Work required: The lines to return begin at the one containing "Extract the structured" and end at the final line of the material; output them exactly and only them.
* * * * * * * * *
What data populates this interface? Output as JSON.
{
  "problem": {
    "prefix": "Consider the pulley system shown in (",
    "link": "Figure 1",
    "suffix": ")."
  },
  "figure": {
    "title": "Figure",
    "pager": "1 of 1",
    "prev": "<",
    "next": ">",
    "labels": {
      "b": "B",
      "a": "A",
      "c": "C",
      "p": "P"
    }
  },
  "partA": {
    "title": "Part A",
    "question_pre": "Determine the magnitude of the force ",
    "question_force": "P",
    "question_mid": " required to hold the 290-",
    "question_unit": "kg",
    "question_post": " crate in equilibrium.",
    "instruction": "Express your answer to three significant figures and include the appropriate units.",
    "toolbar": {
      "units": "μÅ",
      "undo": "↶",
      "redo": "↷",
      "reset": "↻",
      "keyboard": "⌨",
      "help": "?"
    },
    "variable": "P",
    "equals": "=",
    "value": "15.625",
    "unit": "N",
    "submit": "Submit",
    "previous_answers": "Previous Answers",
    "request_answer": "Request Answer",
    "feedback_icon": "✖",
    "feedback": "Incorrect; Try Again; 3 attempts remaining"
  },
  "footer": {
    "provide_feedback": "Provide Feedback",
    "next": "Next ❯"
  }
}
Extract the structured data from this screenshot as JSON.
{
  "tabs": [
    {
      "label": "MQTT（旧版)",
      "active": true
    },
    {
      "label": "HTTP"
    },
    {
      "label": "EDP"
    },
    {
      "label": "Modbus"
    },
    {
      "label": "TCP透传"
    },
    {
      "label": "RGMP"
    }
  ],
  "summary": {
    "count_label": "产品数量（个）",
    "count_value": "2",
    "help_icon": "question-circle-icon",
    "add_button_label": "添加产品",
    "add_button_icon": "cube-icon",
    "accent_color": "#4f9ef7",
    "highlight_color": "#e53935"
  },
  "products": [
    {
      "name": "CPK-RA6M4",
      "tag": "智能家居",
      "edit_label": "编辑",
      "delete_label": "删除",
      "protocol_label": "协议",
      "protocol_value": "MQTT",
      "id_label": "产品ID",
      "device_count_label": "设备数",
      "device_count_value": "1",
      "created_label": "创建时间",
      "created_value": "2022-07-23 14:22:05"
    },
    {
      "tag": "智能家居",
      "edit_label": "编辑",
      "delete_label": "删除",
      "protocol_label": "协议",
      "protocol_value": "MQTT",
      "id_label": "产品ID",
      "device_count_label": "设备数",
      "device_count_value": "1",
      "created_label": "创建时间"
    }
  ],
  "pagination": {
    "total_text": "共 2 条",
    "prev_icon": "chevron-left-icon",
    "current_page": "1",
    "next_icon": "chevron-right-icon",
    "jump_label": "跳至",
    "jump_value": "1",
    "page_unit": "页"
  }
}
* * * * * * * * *
Answer for this exercise:
Extract the structured data from this screenshot as JSON.
{
  "tabs": [
    {
      "label": "MQTT（旧版)",
      "active": true
    },
    {
      "label": "HTTP"
    },
    {
      "label": "EDP"
    },
    {
      "label": "Modbus"
    },
    {
      "label": "TCP透传"
    },
    {
      "label": "RGMP"
    }
  ],
  "summary": {
    "count_label": "产品数量（个）",
    "count_value": "2",
    "help_icon": "question-circle-icon",
    "add_button_label": "添加产品",
    "add_button_icon": "cube-icon",
    "accent_color": "#4f9ef7",
    "highlight_color": "#e53935"
  },
  "products": [
    {
      "name": "CPK-RA6M4",
      "tag": "智能家居",
      "edit_label": "编辑",
      "delete_label": "删除",
      "protocol_label": "协议",
      "protocol_value": "MQTT",
      "id_label": "产品ID",
      "device_count_label": "设备数",
      "device_count_value": "1",
      "created_label": "创建时间",
      "created_value": "2022-07-23 14:22:05"
    },
    {
      "tag": "智能家居",
      "edit_label": "编辑",
      "delete_label": "删除",
      "protocol_label": "协议",
      "protocol_value": "MQTT",
      "id_label": "产品ID",
      "device_count_label": "设备数",
      "device_count_value": "1",
      "created_label": "创建时间"
    }
  ],
  "pagination": {
    "total_text": "共 2 条",
    "prev_icon": "chevron-left-icon",
    "current_page": "1",
    "next_icon": "chevron-right-icon",
    "jump_label": "跳至",
    "jump_value": "1",
    "page_unit": "页"
  }
}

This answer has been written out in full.